Synopsis of the Four Gospels
The Bible itself is a complicated design project, so imagine how challenging it is to arrange Greek and English parallels in a synopsis of the Gospels. Jesus Saenz found out firsthand when he picked up a copy of Kurt Aland’s beautifully produced Synopsis of the Four Gospels, and he was gracious enough to take some photos to share. The write-up is fascinating — especially the conclusion. Some books don’t need the goatskin treatment; they’re perfectly fine how they are.
Several months ago I had read of a book that contained the four Gospels arranged vertically. That is, rather than reading the Gospels one at a time, it contained the parallel passages of the Gospels next to each other. As a study aid I thought it was a fantastic idea.
As I looked into it, there were three editions available. One had the parallel passages in English, using the Revised Standard Version, the other was in Greek and this edition which has the Greek and English on facing pages. The book itself is large measuring 10.75” x 8.5” x 1.1”. It is hardbound in a light blue cotton linen cover that is reminiscent of textbooks or school library books from my youth. The title on the spine is wonderfully placed, stamped in gold, the cover has the title as well.
The inside is just as appealing as the outside. The pages are a cream color and as smooth as a John Coltrane solo. The paper feels less like wood pulp and more like cotton. The print is dark, making a nice contrast with the page color. The print is even from page to page, beginning to end. I only wish that all of the Bible publishers would take the same care with their printings.
This large tome is not for casual reading but for the serious study of the Word. The binding is sewn, that and the size alone make it lay flat wherever the book is opened to. Another reason this is not a book you just sit with breeze right through is that is contains the full apparatus of the Greek New Testament and all of its variants as well as the variants in the English. There is a wealth of knowledge in this book.

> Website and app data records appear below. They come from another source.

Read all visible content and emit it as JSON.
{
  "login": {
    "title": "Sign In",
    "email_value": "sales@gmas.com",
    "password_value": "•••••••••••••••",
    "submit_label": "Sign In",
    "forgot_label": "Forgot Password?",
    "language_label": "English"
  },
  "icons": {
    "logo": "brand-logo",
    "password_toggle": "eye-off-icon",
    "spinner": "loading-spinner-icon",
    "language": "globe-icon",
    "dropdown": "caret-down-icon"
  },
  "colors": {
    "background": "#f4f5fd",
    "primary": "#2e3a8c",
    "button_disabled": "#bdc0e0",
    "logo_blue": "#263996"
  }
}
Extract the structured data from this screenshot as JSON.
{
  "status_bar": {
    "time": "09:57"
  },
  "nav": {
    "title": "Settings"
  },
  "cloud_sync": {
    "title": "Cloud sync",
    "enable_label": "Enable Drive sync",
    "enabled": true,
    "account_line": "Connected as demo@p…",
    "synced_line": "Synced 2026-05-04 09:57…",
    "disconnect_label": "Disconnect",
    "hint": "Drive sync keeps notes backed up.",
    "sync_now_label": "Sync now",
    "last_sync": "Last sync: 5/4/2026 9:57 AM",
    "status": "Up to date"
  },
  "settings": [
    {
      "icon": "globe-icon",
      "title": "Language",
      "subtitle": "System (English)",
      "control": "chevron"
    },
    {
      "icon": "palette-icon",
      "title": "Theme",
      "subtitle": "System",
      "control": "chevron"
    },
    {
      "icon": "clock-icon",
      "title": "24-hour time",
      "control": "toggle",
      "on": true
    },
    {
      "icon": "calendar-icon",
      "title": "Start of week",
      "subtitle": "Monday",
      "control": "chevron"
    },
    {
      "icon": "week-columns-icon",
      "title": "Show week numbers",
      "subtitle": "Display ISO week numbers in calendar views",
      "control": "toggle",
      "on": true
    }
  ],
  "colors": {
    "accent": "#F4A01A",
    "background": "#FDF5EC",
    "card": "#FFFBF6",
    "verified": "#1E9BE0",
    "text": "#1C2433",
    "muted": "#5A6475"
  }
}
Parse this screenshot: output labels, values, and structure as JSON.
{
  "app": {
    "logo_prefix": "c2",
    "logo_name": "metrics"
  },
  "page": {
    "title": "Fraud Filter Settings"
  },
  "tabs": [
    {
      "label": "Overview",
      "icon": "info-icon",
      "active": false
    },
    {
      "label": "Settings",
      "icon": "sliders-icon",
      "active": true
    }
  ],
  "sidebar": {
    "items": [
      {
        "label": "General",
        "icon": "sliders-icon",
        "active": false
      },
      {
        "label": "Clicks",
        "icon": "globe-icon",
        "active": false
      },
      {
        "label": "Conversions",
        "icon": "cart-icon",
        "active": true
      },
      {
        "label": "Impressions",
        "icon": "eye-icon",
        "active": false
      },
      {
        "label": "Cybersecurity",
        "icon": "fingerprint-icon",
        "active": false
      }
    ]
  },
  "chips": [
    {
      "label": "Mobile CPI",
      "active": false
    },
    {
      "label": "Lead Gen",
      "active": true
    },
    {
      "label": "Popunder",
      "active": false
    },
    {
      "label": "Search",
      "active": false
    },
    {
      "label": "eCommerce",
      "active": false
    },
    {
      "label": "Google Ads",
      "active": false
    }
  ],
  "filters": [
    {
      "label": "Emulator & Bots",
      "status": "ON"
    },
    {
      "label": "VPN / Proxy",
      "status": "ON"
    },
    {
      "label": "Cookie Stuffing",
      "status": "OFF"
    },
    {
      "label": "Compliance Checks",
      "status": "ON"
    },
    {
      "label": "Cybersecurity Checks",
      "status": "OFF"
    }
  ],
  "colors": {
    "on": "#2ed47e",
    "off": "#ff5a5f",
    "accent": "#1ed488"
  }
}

As part of the introduction, there is a list of all the manuscripts as well as the date of the manuscript and it’s current location. The apparatus shows the variants from any manuscript, the source manuscripts, either the Majority, Sinaiticus, Byzantine, etc., or if it came from a lectionary or from an Early Church Father. The introduction has a list of all the papyrus codices, uncials, minuscules and the contents of the codices as not all the early manuscripts had a complete New Testament. It is a treat to be able to try and trace the transmission of the New Testament through these codices.
This is a major help for anyone who is a teacher of the Word. The pericopes are laid out with a heading then divided by lines per Gospel writer. The chapter and verses for each are included per pericope and left empty if one or more of the Gospels do not have a parallel. The English variants include those from the RSV, AV, RV and the ASV. You can easily see all the parallel passages without having to turn from gospel to gospel as they are laid out neatly. You can now see how each writer describes common events such as the crucifixion. The style of the individual writer can be seen a little more clearly, especially if you read Greek.
Before receiving this book, I was considering it as a candidate to be rebound but upon further inspection there is no way I would send this book to be rebound. It is a magnificent book, all on it’s own. Even if the covers aren’t floppy or made from a dead animal.
— Jesus Saenz
Thanks, Jesus, for sharing this interesting volume with us. I think the page design illustrates just how clever a designer of reference works needs to be in order for the material to “make sense” visually. And I agree completely: there’s no need for a rebind. A beautifully-produced hardback is a pleasure to use.
By the way, if you’d like to see more photos, Jesus has set up a Flickr Set with nineteen images, including the five shown here. It’s worth checking out!